The Dark Knight’s time in the big apple is coming to a close after he refused to be sent to the minors. The Mets designated Matt Harvey for assignment last week and Tuesday night, the Mets flipped Harvey to the Cincinnati Reds for catcher Devin Mesoraco.
Let’s backtrack a few years and see how it all started for Harvey. He was the 7th overall pick in the 2010 MLB first-year player draft and made his big league debut in July of 2012. In his 10 starts of 2010, Harvey posted a 2.73 ERA with 70 strikeouts in 59 ⅓ innings. 2013 could be his best year stats wise with his 2.27 ERA and a 0.931 WHIP. He made 26 starts and managed to win 9 of them. He posted a 9.64 K/9 and recorded his lowest walk rate of the year at 1.56 BB/9. He was an all-star during the 2013 season and finished 4th in Cy Young voting.
Harvey missed the 2014 season due to Tommy John Surgery. 2015 came, and Harvey and the Mets made a run at the World Series. He posted a 2.71 ERA and averaged just under a strikeout per inning. He made 4 postseason starts 1 in the NLDS, 1 in the NLCS, and 2 in the World Series. He allowed only 9 earned runs in 26 ⅔ innings. After falling to Kansas City in the 2015 World Series, the downhill slope had started for Harvey.

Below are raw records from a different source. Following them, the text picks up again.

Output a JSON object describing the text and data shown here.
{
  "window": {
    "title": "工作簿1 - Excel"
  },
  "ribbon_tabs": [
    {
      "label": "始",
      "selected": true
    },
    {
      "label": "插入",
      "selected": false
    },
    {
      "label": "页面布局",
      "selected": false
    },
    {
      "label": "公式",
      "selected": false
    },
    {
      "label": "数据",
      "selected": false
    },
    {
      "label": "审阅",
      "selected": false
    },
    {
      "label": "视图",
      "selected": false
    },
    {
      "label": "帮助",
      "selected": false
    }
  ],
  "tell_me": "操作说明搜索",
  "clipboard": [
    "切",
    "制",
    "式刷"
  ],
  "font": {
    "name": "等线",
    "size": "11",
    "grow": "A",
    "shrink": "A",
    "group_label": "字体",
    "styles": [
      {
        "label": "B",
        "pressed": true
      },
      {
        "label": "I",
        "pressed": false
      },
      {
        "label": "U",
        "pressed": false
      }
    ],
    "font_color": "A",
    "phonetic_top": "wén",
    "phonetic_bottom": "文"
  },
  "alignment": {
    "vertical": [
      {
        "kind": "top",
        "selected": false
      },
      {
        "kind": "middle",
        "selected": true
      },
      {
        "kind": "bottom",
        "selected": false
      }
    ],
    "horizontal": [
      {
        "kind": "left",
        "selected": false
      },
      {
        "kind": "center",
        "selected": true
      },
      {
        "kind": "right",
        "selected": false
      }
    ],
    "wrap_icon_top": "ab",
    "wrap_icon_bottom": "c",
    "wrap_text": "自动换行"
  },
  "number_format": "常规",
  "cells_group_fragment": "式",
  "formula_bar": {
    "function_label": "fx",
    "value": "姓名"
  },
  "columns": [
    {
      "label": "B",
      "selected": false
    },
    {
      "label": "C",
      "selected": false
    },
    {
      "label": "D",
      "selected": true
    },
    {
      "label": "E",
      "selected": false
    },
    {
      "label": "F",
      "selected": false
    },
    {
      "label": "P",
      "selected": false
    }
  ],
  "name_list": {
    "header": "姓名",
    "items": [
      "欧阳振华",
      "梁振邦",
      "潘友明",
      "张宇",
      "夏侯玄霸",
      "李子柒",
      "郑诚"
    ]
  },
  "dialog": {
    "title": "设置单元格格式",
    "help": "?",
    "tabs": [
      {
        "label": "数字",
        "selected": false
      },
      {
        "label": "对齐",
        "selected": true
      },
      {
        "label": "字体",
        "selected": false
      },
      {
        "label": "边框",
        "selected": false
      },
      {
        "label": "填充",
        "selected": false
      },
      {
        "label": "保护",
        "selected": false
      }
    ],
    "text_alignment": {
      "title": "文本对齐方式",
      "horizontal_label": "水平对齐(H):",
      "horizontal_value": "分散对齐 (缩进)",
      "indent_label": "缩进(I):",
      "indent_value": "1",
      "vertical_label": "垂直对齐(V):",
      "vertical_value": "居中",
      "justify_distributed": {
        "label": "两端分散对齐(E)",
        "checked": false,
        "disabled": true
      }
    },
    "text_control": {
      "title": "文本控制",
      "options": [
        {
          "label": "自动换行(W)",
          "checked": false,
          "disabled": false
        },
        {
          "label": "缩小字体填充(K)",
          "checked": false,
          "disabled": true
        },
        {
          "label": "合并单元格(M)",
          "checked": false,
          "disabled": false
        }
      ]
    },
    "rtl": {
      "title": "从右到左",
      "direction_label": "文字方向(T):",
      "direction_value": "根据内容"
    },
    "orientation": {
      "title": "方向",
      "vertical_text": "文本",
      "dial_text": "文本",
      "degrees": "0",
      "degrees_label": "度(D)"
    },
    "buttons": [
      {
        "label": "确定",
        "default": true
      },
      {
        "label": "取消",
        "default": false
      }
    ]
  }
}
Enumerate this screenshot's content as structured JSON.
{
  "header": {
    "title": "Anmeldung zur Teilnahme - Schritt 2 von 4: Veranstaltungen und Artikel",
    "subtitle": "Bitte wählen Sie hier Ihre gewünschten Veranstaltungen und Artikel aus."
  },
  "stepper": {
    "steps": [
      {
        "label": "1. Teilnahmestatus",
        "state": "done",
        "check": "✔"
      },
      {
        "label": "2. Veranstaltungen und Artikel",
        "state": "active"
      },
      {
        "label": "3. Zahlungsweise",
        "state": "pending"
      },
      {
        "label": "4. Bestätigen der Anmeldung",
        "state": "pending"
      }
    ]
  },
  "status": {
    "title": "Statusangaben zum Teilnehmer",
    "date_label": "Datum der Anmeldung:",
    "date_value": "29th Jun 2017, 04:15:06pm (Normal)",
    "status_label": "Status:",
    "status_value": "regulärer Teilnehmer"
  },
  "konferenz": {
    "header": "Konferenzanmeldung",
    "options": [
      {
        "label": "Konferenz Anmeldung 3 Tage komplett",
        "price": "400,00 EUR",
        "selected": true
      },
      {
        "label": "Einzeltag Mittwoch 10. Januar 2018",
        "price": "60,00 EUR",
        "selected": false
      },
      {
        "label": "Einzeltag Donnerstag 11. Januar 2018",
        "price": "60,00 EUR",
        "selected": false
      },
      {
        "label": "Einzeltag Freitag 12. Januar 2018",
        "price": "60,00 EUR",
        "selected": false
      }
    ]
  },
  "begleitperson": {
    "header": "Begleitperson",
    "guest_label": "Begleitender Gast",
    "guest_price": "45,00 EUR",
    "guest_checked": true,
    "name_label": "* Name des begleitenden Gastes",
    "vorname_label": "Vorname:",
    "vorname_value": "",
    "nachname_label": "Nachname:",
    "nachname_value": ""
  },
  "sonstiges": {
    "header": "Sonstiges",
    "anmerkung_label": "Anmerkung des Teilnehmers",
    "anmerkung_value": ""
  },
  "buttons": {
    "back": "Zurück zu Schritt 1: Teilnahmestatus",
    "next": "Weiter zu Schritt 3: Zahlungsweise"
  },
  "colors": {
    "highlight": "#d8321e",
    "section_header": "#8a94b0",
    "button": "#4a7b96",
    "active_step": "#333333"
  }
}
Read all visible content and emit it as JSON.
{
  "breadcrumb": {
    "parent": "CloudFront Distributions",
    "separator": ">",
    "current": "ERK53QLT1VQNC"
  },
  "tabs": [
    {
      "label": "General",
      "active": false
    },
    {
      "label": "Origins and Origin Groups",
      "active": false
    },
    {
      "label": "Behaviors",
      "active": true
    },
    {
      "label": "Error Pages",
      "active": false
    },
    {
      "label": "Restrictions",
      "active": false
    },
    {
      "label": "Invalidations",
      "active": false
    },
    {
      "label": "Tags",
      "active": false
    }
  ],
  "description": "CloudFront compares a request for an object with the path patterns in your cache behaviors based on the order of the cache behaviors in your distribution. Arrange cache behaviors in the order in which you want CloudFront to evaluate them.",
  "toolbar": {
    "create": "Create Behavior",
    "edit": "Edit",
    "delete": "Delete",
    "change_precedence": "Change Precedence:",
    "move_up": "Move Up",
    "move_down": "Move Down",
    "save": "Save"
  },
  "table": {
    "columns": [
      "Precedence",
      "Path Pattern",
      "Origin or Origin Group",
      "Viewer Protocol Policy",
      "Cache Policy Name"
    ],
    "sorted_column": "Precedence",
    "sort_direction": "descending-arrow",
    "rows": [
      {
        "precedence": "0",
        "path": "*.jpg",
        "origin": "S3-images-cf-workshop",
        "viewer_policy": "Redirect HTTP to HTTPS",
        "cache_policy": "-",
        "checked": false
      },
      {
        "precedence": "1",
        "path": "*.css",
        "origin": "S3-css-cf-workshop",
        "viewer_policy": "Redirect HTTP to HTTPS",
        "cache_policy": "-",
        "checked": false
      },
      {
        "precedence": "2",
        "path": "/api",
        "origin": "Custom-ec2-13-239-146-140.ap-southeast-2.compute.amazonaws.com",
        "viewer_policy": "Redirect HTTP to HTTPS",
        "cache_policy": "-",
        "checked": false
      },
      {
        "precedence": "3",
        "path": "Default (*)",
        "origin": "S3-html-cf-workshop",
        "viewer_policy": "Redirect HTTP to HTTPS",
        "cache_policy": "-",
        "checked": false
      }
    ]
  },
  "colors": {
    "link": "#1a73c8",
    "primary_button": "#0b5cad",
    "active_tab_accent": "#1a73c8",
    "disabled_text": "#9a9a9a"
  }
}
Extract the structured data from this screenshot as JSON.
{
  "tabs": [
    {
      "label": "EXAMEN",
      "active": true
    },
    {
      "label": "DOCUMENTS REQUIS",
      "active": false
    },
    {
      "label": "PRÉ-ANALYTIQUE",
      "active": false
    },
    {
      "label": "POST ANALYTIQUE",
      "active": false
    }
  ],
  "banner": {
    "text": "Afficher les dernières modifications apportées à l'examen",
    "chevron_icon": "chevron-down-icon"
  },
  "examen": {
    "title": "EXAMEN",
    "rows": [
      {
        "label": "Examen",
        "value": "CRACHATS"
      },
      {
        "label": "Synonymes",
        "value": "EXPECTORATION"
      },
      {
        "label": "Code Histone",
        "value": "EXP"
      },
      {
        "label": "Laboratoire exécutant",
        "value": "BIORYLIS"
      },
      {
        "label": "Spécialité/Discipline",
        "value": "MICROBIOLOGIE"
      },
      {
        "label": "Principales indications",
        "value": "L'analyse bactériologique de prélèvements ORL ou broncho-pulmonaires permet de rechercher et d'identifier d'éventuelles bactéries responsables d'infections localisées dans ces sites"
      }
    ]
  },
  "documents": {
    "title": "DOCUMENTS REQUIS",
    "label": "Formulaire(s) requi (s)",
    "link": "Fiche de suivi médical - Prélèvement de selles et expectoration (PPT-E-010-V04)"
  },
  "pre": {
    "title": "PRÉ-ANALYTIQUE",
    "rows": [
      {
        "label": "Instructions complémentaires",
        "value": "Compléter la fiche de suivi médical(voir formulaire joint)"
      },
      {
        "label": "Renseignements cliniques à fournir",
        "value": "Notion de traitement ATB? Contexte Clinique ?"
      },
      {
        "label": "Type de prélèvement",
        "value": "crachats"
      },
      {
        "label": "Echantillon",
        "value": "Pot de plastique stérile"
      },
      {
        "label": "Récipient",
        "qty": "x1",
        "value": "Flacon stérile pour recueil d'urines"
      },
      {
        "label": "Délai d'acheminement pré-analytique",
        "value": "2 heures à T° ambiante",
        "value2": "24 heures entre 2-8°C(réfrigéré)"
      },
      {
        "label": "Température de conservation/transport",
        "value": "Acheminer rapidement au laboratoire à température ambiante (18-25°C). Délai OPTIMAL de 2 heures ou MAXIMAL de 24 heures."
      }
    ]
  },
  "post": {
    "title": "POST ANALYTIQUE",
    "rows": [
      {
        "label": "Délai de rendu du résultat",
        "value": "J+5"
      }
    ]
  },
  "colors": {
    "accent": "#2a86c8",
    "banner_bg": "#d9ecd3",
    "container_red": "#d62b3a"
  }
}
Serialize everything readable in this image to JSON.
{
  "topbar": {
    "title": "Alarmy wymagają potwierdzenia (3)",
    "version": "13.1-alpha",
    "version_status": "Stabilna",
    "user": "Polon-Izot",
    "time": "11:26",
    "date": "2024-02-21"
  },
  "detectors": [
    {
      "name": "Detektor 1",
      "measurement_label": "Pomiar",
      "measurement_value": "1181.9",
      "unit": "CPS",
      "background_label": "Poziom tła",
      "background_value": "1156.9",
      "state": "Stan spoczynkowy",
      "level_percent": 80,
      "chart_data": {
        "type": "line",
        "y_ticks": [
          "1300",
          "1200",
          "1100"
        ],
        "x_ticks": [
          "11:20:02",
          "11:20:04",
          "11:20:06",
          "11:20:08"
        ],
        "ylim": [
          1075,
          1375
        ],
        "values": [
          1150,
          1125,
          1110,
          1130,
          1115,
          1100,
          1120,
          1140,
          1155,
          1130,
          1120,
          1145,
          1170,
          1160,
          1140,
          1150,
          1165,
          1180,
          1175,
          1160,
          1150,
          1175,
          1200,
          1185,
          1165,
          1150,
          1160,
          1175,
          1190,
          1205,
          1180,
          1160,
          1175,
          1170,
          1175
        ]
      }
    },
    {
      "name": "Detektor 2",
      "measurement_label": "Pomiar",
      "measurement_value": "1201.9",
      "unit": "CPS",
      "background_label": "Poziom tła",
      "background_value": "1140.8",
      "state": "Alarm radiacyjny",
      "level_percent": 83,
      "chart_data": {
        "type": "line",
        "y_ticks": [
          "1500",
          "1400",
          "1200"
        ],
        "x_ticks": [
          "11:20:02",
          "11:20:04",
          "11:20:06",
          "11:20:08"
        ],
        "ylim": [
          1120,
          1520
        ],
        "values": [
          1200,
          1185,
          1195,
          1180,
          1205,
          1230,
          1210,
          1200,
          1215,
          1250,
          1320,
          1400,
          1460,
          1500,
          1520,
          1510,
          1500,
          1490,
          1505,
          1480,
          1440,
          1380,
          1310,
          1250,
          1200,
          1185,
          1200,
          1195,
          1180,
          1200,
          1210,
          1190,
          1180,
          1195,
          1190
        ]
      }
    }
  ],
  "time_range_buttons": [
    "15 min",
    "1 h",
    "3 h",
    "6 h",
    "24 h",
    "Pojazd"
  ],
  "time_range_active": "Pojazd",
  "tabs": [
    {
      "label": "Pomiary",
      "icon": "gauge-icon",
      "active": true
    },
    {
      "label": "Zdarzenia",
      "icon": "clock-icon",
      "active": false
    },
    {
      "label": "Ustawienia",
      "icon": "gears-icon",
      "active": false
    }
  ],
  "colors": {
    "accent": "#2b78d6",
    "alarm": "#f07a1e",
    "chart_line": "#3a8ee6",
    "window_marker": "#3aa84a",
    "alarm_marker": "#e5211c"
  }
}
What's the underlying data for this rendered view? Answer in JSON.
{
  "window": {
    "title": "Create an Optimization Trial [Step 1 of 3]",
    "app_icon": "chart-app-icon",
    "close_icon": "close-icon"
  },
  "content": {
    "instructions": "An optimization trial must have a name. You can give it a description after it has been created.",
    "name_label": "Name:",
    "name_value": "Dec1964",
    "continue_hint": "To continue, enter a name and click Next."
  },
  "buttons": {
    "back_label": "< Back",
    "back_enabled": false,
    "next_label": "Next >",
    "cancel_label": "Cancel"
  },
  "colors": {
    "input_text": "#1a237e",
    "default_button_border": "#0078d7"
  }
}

The 2016 season arrived but the Mets had lost the Matt Harvey that pitched for them just months before. In his 17 games that year he posted a 4.86 ERA. 2017 was not friendly to Harvey either. In his 18 stars and 1 relief appearance, he posted a 6.70 ERA.
Now we are at the beginning of the 2018 season, and Harvey is entering his age 29 season. You know, one of the years he’s supposed to be in his prime. The season looked promising for Harvey after his first start of going 5 innings allowing 1 hit while recording 5 punchouts. In his next 3 starts, Harvey allowed 14 runs in 16 innings. At that point, the Mets made the decision to move Harvey to the bullpen. In the 6 innings of relief he pitched the past 2 weeks, he has allowed 7 runs.
Which leads us to the new scenario of what’s next for Harvey. He will take what’s left of his talent to Cincinnati and try to rebrand himself with the Reds. He joins the Reds who boast a 5.04 team ERA, which is 4th worst in the MLB. Harvey will work with the team’s new pitching coach Danny Darwin in hopes to improve his mechanics and get back to a decent state of pitching.
Looking at what the Mets received in return for Harvey, it’s easy to see how this deal got done. Mesoraco has been not good in his big league career. Most of his time has been plagued by injuries. His best year was in 2014 when he had a .273 batting average in 114 games. He has failed to hit above .240 every other year he’s been playing. What the Mets do get out of the deal is a good defensive catcher.
All in all this Matt Harvey drama didn’t last long. Now some eyeballs will be on both Harvey and Mesoraco to see how they adjust to their new surroundings. Maybe this deal could be great for both teams if all the players needed was a change of scenery. The deal could also flop and we may never talk about Harvey or Mesoraco again. If I had to make a prediction it will be Harvey will not be on the Reds come seasons end. Whether it’s because he found his groove and was flipped at the deadline, or because he continued his horrid pitching and hit the free agent market.